Born and raised in Louisiana, Dr. Neil Chappel is excited to return to Baton Rouge and serve the community in all their fertility needs. As a Board Certified OBGYN with a ABOG Fellowship in Reproductive Endocrinology and Infertility, Dr. Chappell brings a level of experience and expertise to the area that is invaluable. Through his medical journey he’s distinguished himself as an adept clinician, skilled surgeon, enthusiastic teacher and passionate patient advocate. We recently sat down with Dr. Chappell to learn more about him, take the time to get to know him too through our Q&A!
Q: Where did you grow up?
A: I grew up in Monroe, Louisiana and went to Neville High School. Growing up, I spent many of my weekends at my grandparents’ house just south of Monroe in Grayson, LA exploring a few hundred acres of land that we harvested timber and hunt on.
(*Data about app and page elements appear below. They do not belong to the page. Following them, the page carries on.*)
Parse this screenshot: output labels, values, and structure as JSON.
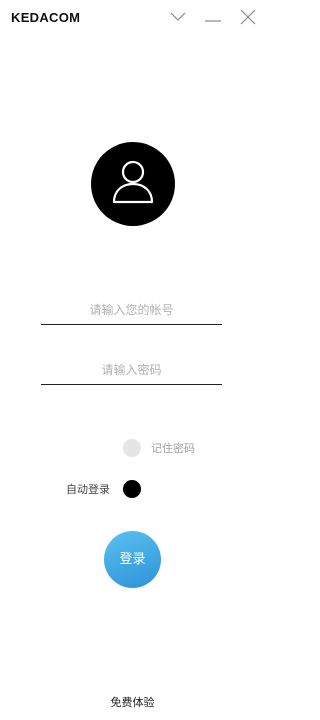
{
  "app": {
    "logo_text": "KEDACOM"
  },
  "window_controls": {
    "expand_icon": "chevron-down-icon",
    "minimize_icon": "minimize-icon",
    "close_icon": "close-icon"
  },
  "avatar": {
    "icon": "user-icon"
  },
  "form": {
    "account_placeholder": "请输入您的帐号",
    "password_placeholder": "请输入密码",
    "remember_label": "记住密码",
    "auto_login_label": "自动登录",
    "login_label": "登录"
  },
  "footer": {
    "trial_label": "免费体验"
  },
  "colors": {
    "login_button": "#3aa3e0",
    "auto_login_checked": "#000000",
    "remember_unchecked": "#e5e5e5"
  }
}
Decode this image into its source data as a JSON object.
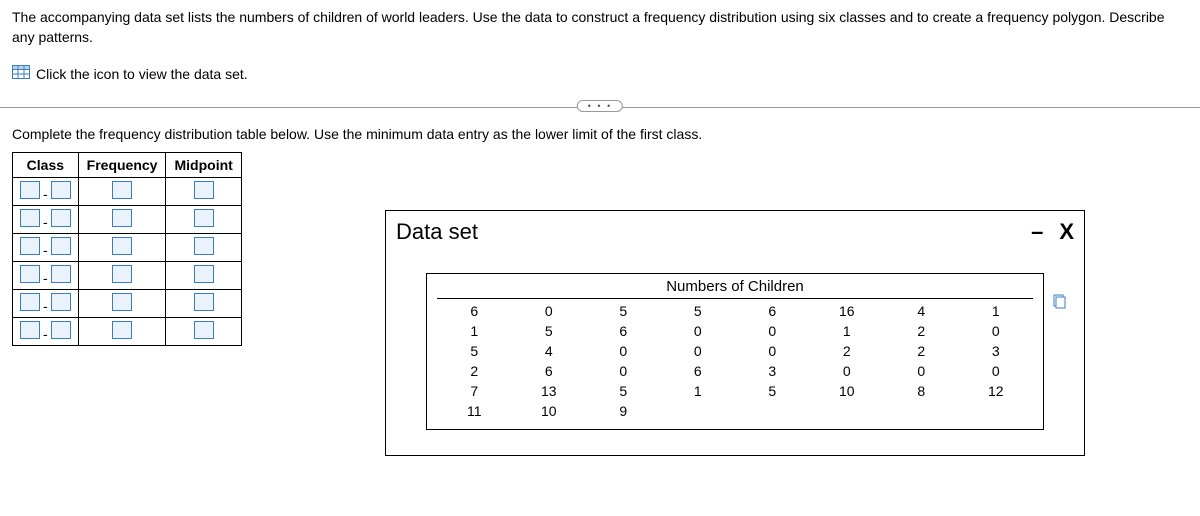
{
  "header": {
    "problem_text": "The accompanying data set lists the numbers of children of world leaders. Use the data to construct a frequency distribution using six classes and to create a frequency polygon. Describe any patterns.",
    "click_icon_text": "Click the icon to view the data set."
  },
  "instruction2": "Complete the frequency distribution table below. Use the minimum data entry as the lower limit of the first class.",
  "freq_table": {
    "headers": [
      "Class",
      "Frequency",
      "Midpoint"
    ]
  },
  "popup": {
    "title": "Data set",
    "minimize": "–",
    "close": "X",
    "data_title": "Numbers of Children",
    "rows": [
      [
        "6",
        "0",
        "5",
        "5",
        "6",
        "16",
        "4",
        "1"
      ],
      [
        "1",
        "5",
        "6",
        "0",
        "0",
        "1",
        "2",
        "0"
      ],
      [
        "5",
        "4",
        "0",
        "0",
        "0",
        "2",
        "2",
        "3"
      ],
      [
        "2",
        "6",
        "0",
        "6",
        "3",
        "0",
        "0",
        "0"
      ],
      [
        "7",
        "13",
        "5",
        "1",
        "5",
        "10",
        "8",
        "12"
      ],
      [
        "11",
        "10",
        "9",
        "",
        "",
        "",
        "",
        ""
      ]
    ]
  },
  "ellipsis": "• • •"
}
Q: Where did you go to school?
A: I went to college at LSU! After receiving my BA in Biology, I attended medical school at University of Texas at Houston. I then went to University of Alabama Birmingham for residency, and finally back to Houston for fellowship at Baylor College of Medicine.
Q: How did you decide on a career in medicine?
A: It was really quite simple for me. From childhood, I have been voraciously curious, and medicine was what I wanted to know most about.
Q: Was there anything that made you nervous about becoming a doctor?
A: When I was first starting out, giving a patient bad news also made me nervous. But the truth is that the experiences, rare as they are, represent important moments. It is a privilege to get to help someone through a difficult time, and one that I hold in high regard and take very seriously.
Q: How did you decide on a fellowship in infertility?
A: I felt a pull to the calling of fertility before I knew what reproductive endocrinology was called. I took an Endocrinology class at LSU and I knew that it was what I was meant to do. From there, I just had to find out how to go about doing it! So, med school, residency, and fellowship later, I am so excited to finally be on the brink of realizing these aspirations.
Q: What is most exciting to you about your field right now?
A: This field is so unique in its youth compared to most fields in medicine. The first baby born via IVF was in 1978, which means that so many of the founders of REI are still around to share the stories of so many great discoveries. And it means there are still so many things left to learn. For a curious and energetic physician, its an exciting time to be practicing fertility!
Q: Are there any myths or misconceptions regarding infertility?
A: There are unfortunately more than a few misconceptions about fertility, but I feel that this is an opportunity in practice to provide factual and realistic information and expectations for patients.
Q: What would you be doing if you hadn’t gone into medicine?
A: If I had not gone into medicine, I expect I would have wound up going into education. So many of my family members have been teachers, and I have taught as well throughout my life. I love watching someone grasp a new concept, and truthfully, I find teaching something to be a great way to be a lifelong learner too.
Q: What do you do outside of work?
A: Outside of work, I love surrounding myself with family and friends – so it’s definitely great being back in Louisiana! I love to cook, play guitar, learn a new language (Spanish and Italian for now). And I am always seeking out new experiences, whether in travel somewhere I have never been or even in the random surprises daily life brings.